# Assignment:
Give back all of the data exactly. Leave nothing out.

┌─ Exercise data

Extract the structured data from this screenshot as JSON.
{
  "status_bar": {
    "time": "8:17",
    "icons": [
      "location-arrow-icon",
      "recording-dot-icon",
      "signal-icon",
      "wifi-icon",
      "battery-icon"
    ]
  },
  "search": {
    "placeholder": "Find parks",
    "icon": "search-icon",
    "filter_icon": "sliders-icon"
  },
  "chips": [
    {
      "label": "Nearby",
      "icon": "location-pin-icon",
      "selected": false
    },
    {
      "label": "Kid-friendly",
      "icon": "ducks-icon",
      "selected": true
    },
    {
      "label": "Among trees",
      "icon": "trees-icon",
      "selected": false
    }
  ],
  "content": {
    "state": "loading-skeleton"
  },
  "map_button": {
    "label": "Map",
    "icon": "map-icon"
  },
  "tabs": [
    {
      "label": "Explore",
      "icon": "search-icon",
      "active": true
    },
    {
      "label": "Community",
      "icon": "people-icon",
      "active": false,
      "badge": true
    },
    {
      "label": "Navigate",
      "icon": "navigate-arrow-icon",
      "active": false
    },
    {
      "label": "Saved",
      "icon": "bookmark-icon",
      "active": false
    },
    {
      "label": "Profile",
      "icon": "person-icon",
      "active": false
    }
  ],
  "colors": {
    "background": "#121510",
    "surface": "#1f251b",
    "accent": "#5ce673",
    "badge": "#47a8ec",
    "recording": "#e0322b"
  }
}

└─

# Exercise answer:
Extract the structured data from this screenshot as JSON.
{
  "status_bar": {
    "time": "8:17",
    "icons": [
      "location-arrow-icon",
      "recording-dot-icon",
      "signal-icon",
      "wifi-icon",
      "battery-icon"
    ]
  },
  "search": {
    "placeholder": "Find parks",
    "icon": "search-icon",
    "filter_icon": "sliders-icon"
  },
  "chips": [
    {
      "label": "Nearby",
      "icon": "location-pin-icon",
      "selected": false
    },
    {
      "label": "Kid-friendly",
      "icon": "ducks-icon",
      "selected": true
    },
    {
      "label": "Among trees",
      "icon": "trees-icon",
      "selected": false
    }
  ],
  "content": {
    "state": "loading-skeleton"
  },
  "map_button": {
    "label": "Map",
    "icon": "map-icon"
  },
  "tabs": [
    {
      "label": "Explore",
      "icon": "search-icon",
      "active": true
    },
    {
      "label": "Community",
      "icon": "people-icon",
      "active": false,
      "badge": true
    },
    {
      "label": "Navigate",
      "icon": "navigate-arrow-icon",
      "active": false
    },
    {
      "label": "Saved",
      "icon": "bookmark-icon",
      "active": false
    },
    {
      "label": "Profile",
      "icon": "person-icon",
      "active": false
    }
  ],
  "colors": {
    "background": "#121510",
    "surface": "#1f251b",
    "accent": "#5ce673",
    "badge": "#47a8ec",
    "recording": "#e0322b"
  }
}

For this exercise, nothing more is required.